The cell balancing function is intentionally missing in the CPM module. Experience shows that permanent balancing on the BMS level is redundant in high-quality batteries and what is more, it is inadequate for larger cells. In short, balancing is not at all necessary in most cases and when it is required, the small balancing voltage of an integrated BMS is not enough anyway.
In addition, CPM does not display SoC (remaining power in a battery), which is an inaccurate number in LiFePO4 cells and is not reliable, which means it is in fact more of a source of uncertainty and complications for the user.
The major and the single advantage of the CPM module on the market is the absolute protection of the battery it provides. It cannot drain and destroy the battery even during long-term inactivity and storage of the battery, while providing the same level of protection as the BMS123.
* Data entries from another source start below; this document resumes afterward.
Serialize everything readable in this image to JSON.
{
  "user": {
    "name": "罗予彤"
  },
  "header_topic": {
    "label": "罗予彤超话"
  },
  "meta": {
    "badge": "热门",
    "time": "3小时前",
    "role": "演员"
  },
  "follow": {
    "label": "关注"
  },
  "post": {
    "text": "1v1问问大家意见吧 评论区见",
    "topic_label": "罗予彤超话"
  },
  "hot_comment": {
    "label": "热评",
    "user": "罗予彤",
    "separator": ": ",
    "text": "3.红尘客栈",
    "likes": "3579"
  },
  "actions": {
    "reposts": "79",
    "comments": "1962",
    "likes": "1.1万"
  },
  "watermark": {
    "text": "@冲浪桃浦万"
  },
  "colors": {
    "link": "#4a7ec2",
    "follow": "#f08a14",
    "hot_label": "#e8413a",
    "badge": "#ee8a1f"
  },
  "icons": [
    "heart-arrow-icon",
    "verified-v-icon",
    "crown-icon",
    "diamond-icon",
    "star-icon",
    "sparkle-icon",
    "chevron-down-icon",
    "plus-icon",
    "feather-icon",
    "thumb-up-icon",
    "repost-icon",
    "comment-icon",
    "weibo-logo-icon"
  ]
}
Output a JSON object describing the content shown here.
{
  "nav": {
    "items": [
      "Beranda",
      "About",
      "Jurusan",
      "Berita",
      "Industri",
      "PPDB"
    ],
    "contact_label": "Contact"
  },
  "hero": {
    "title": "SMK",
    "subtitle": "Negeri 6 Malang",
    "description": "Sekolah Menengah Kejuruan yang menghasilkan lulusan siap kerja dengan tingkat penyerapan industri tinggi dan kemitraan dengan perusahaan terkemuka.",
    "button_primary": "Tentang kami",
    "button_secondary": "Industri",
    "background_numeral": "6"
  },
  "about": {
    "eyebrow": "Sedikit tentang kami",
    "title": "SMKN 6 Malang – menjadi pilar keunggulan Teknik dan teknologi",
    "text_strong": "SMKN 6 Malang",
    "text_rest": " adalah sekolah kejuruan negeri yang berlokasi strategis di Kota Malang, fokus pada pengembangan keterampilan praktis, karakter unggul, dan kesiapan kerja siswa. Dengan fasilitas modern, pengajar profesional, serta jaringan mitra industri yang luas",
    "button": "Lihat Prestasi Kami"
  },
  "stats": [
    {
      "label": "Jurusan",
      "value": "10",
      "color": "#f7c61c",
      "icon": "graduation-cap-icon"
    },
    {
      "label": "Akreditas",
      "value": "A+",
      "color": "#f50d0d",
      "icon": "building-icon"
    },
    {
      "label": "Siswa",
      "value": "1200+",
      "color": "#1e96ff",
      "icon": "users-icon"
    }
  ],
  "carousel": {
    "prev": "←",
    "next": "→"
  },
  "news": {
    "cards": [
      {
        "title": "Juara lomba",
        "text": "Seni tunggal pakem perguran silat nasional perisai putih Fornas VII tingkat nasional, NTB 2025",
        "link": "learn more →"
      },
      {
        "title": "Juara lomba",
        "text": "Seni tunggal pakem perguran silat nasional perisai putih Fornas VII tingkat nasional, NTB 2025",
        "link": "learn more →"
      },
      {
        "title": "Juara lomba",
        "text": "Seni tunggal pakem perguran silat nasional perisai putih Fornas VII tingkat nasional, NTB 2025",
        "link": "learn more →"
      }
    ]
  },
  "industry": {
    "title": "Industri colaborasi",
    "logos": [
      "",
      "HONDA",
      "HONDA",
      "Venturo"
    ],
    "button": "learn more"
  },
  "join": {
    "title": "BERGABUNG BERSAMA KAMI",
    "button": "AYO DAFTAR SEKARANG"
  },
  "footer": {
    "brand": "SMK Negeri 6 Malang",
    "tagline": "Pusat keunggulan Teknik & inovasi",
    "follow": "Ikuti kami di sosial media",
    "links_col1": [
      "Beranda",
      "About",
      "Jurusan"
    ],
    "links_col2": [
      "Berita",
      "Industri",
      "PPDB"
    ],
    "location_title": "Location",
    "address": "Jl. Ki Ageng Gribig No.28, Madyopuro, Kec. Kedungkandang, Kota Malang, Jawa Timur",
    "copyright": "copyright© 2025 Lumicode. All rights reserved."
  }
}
Another unique advantage is the option to signal battery status using 8 logical outputs and the direct support of two-coil bistable relays with zero stand-by usage. Furthermore, CPM can be equipped with a supplemental BCC module, which provides remote control access and reading data using TCP/IP and an ethernet interface.
(See the picture number 2, the table.)
It will be difficult to find a solution that is more reliable for such a low price as the CPM protection module.